> About this task: Where a line contains the word "split", copy that line from the records below.

> Provided data:
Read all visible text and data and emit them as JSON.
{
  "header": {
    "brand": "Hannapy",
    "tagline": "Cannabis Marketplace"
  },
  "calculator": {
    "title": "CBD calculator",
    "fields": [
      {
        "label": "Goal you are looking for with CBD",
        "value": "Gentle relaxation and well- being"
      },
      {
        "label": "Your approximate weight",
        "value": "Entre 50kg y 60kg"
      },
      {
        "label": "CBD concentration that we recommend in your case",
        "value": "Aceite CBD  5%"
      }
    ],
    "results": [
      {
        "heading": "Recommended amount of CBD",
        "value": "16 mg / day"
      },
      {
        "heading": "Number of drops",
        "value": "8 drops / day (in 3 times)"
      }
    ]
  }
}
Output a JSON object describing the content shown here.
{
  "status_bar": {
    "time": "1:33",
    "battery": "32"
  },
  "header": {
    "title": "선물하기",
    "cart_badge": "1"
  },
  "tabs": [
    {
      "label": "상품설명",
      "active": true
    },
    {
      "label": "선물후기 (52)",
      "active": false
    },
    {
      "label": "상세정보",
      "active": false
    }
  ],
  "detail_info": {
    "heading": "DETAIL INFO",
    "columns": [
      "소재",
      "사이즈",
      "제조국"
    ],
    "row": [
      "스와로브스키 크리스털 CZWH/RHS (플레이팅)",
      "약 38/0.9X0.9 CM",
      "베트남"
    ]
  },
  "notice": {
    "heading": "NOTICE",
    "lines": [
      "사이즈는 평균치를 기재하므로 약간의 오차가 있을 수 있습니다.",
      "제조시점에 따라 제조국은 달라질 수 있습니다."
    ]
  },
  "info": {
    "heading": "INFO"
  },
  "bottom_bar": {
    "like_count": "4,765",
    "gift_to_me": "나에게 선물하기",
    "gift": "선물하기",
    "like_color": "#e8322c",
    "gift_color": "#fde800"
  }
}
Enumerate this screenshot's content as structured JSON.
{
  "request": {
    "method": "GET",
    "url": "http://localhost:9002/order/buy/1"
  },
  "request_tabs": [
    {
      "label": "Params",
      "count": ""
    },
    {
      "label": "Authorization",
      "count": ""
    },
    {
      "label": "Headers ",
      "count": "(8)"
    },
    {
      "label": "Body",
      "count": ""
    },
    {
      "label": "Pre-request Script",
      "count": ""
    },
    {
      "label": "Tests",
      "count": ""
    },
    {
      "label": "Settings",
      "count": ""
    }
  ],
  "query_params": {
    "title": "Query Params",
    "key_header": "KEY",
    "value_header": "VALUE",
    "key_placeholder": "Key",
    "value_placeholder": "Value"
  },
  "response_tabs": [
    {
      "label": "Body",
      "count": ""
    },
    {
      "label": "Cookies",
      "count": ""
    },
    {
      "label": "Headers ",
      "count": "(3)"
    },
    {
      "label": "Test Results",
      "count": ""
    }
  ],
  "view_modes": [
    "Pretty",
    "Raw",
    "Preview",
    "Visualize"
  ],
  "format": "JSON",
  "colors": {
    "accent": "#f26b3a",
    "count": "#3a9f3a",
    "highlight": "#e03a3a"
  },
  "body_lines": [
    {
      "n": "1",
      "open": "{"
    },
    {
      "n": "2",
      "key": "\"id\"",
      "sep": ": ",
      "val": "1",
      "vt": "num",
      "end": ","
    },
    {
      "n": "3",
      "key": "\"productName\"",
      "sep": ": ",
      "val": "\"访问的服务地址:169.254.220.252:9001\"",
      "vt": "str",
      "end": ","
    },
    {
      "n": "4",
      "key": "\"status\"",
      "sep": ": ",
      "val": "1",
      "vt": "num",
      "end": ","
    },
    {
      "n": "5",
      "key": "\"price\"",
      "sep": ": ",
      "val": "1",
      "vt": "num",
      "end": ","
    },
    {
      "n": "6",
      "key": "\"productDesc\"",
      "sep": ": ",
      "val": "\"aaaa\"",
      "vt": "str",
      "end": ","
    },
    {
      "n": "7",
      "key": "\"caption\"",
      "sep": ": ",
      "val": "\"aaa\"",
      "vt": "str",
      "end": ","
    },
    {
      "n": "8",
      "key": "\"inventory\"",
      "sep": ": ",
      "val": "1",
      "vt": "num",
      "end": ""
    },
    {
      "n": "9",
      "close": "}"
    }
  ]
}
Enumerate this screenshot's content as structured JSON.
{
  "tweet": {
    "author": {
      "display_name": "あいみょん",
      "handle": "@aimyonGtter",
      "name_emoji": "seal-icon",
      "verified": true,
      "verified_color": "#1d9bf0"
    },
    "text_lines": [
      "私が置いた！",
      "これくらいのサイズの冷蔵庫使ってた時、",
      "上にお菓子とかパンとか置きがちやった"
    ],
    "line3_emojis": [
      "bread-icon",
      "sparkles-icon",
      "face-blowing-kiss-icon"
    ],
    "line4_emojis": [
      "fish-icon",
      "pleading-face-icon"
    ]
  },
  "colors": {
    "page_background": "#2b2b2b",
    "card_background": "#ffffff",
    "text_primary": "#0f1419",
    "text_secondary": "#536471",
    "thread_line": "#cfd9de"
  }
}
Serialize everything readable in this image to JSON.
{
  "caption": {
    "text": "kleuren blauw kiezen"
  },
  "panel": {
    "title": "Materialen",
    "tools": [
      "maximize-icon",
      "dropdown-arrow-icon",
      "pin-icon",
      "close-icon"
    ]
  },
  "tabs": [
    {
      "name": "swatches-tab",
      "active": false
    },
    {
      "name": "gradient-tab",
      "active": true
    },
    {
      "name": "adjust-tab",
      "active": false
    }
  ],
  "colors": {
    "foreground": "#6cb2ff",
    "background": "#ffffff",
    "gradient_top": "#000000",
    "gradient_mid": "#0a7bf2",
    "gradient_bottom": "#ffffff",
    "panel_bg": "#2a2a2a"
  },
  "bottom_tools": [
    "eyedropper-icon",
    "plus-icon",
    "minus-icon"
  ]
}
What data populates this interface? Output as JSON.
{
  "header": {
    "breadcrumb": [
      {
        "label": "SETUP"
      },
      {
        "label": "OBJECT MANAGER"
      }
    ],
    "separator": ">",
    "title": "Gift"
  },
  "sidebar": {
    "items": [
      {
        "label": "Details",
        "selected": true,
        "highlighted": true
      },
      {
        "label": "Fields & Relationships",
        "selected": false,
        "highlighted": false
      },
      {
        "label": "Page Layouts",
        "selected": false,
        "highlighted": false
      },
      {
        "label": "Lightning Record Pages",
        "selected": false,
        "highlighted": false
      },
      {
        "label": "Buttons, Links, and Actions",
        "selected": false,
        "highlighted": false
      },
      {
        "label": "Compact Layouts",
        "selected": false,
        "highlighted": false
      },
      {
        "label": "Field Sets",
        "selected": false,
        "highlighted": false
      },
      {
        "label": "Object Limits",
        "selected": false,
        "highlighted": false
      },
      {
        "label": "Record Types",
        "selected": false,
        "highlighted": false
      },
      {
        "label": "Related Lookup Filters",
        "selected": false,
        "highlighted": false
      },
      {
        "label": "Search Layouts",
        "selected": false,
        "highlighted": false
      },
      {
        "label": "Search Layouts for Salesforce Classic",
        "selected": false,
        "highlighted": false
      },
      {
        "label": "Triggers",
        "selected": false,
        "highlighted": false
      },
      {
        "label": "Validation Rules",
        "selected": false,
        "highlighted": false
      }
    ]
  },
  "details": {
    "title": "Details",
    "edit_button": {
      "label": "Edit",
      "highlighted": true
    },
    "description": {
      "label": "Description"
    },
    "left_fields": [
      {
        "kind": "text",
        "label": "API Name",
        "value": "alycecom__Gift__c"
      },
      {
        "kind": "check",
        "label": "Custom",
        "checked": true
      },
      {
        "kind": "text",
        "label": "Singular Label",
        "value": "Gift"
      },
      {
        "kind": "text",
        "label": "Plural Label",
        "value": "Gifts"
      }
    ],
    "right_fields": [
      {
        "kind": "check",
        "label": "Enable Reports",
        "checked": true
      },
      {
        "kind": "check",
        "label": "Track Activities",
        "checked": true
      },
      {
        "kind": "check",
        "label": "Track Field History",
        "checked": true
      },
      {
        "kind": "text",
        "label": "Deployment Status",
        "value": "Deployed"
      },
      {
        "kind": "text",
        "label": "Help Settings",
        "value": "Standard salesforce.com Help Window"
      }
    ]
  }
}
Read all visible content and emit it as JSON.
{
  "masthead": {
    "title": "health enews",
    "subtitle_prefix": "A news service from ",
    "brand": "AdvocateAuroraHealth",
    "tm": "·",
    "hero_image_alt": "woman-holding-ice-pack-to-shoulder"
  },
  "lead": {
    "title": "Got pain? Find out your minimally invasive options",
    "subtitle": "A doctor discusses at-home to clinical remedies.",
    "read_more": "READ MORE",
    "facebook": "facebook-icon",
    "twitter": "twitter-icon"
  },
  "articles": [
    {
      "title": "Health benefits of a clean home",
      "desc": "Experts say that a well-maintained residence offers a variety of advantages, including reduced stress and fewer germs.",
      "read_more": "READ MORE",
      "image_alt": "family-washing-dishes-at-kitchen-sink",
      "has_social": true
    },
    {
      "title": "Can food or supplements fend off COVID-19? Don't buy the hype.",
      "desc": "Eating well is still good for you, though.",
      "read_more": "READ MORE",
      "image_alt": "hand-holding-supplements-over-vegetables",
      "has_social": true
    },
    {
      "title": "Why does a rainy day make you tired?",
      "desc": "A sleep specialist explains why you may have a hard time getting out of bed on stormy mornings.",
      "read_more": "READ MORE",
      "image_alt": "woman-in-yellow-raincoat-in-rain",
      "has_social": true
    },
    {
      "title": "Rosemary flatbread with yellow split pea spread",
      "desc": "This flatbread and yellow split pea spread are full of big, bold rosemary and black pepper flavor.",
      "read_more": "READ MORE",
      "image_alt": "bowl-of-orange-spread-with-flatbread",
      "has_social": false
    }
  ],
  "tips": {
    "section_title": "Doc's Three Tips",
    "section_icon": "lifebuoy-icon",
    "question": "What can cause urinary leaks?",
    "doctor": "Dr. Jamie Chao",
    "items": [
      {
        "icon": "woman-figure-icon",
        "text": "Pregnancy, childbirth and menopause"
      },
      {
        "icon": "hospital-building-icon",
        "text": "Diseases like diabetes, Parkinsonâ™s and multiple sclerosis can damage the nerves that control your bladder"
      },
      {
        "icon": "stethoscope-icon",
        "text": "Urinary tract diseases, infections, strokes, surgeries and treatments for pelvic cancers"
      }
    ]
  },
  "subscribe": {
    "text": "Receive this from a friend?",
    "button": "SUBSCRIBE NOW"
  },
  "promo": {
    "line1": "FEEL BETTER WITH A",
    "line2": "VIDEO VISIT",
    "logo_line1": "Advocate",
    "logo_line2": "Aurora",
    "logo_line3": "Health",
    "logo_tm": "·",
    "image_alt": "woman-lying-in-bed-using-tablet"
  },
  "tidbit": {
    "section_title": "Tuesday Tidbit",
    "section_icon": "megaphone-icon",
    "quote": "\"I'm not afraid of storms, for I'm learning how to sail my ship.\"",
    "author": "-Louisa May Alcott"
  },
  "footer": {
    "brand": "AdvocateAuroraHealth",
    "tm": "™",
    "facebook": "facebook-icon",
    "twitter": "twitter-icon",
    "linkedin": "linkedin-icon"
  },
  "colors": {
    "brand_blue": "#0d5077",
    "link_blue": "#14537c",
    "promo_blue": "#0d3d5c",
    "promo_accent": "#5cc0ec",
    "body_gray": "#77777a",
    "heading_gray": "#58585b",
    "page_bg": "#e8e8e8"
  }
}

> Written solution:
      "title": "Rosemary flatbread with yellow split pea spread",
      "desc": "This flatbread and yellow split pea spread are full of big, bold rosemary and black pepper flavor.",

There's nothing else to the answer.